Cooling centers closed: How Aurora, other communities are providing heat relief amid COVID-19
During a typical summer heat wave, community centers, libraries and other government buildings often serve as a safe haven for Aurora residents seeking air-conditioned relief.
But the coronavirus poses an unusual challenge this year, as most of the traditional cooling centers remain closed or are in the process of transitioning to Phase 4 of the Restore Illinois plan, city spokesman Clayton Muhammad said.
With temperatures expected to hover in the high-80s and mid-90s through this week and beyond, officials worked quickly to convert the Aurora Transportation Center into a centrally located space for community members to beat the heat -- as long as they're wearing face coverings and following other social distancing protocols.
"It's definitely a challenge, but it's one we certainly want to meet and need to meet for our residents in need," Muhammad said. "It's extremely important. These can be a matter of life or death."
Exposure to extreme heat is a major public health concern, often alleviated by the availability of cooling centers during especially hot or humid days, according to the Centers for Disease Control and Prevention. But such facilities also can lead to the congregation of at-risk individuals -- including older adults or people with underlying conditions -- potentially providing a "route for the transmission" of the COVID-19 virus.
That's why two homeless shelters serving Lake and Cook counties, which typically double as cooling centers, decided early on to house their clients in hotels through the pandemic.
"There are too many people to put in one building," said Meghan Powell-Filler, executive director of PADS Lake County.
The agency is sheltering about 160 people in hotels -- a significant spike from the 40 clients it serves each summer, she said.
The Palatine-based Journeys|The Road Home also removed its roughly 100 clients from shelters and placed them in hotels, Executive Director Beth Nabors said. That costly solution -- about $18,000 per week -- is expected to see these clients through the extreme heat expected in the coming days.
"Weather is always on the forefront," Nabors said. "We're always paying attention to the weather."
Many suburban facilities that would traditionally open as cooling centers, such as the Elgin and Bartlett police station lobbies, remain closed to the public. The Palatine Township Center is waiting until its large meeting room is available Aug. 10 so seating can be spaced out accordingly.
In Schaumburg and Arlington Heights, village officials say they have not had any power outages or other reasons to activate cooling centers.
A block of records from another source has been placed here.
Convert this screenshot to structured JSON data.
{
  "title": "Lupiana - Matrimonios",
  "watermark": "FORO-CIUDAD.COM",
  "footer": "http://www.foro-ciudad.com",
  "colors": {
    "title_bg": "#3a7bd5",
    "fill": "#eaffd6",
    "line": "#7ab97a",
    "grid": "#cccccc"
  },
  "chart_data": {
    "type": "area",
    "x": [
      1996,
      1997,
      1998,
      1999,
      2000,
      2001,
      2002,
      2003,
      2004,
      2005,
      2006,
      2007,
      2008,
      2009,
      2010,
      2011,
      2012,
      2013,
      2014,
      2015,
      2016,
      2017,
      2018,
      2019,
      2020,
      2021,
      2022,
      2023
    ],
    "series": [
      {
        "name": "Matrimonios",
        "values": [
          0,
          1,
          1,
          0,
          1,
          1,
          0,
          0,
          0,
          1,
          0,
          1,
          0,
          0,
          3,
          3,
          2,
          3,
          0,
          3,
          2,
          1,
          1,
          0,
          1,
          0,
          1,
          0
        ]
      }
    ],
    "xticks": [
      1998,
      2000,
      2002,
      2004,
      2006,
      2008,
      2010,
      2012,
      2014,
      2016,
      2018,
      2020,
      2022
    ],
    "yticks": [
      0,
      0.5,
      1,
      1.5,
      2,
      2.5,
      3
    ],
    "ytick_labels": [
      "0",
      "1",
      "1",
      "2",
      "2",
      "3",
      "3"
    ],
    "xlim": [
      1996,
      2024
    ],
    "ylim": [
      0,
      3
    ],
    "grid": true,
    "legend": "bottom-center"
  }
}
But Arlington Heights Village Manager Randy Recklaus said the coronavirus "would be a factor if we did have an event, for sure."
Some municipal buildings throughout the suburbs, including in Naperville and Geneva, have implemented special restrictions for residents seeking relief from the heat.
According to CDC guidelines, visitors, staff members and volunteers should undergo verbal screenings or temperature checks. The facility should be cleaned frequently, seating should be spaced at least 6 feet apart, and "prevention supplies" should be available, such as disposable masks, soap, hand sanitizers, tissues and trash baskets.
At the Aurora Transportation Center, signs have been placed throughout the building and additional employees are on hand to enforce distancing requirements. The facility at 233 N. Broadway Ave. is open daily from 8 a.m. to 8 p.m.
Similar guidelines will be in place when three branches of the Aurora Public Library reopen as cooling centers Monday, officials said. The facilities are available by appointment only from noon to 6 p.m. Mondays and Tuesdays, noon to 8 p.m. Wednesdays and Thursdays, and 10 a.m. to 2 p.m. on Saturdays.
The additional cooling locations will ensure that all areas of Aurora are covered, Muhammad said.
"This year does present a hurdle for us," he said, "but definitely not an insurmountable one."
• Daily Herald staff writers Mick Zawislak and Eric Peterson contributed to this report.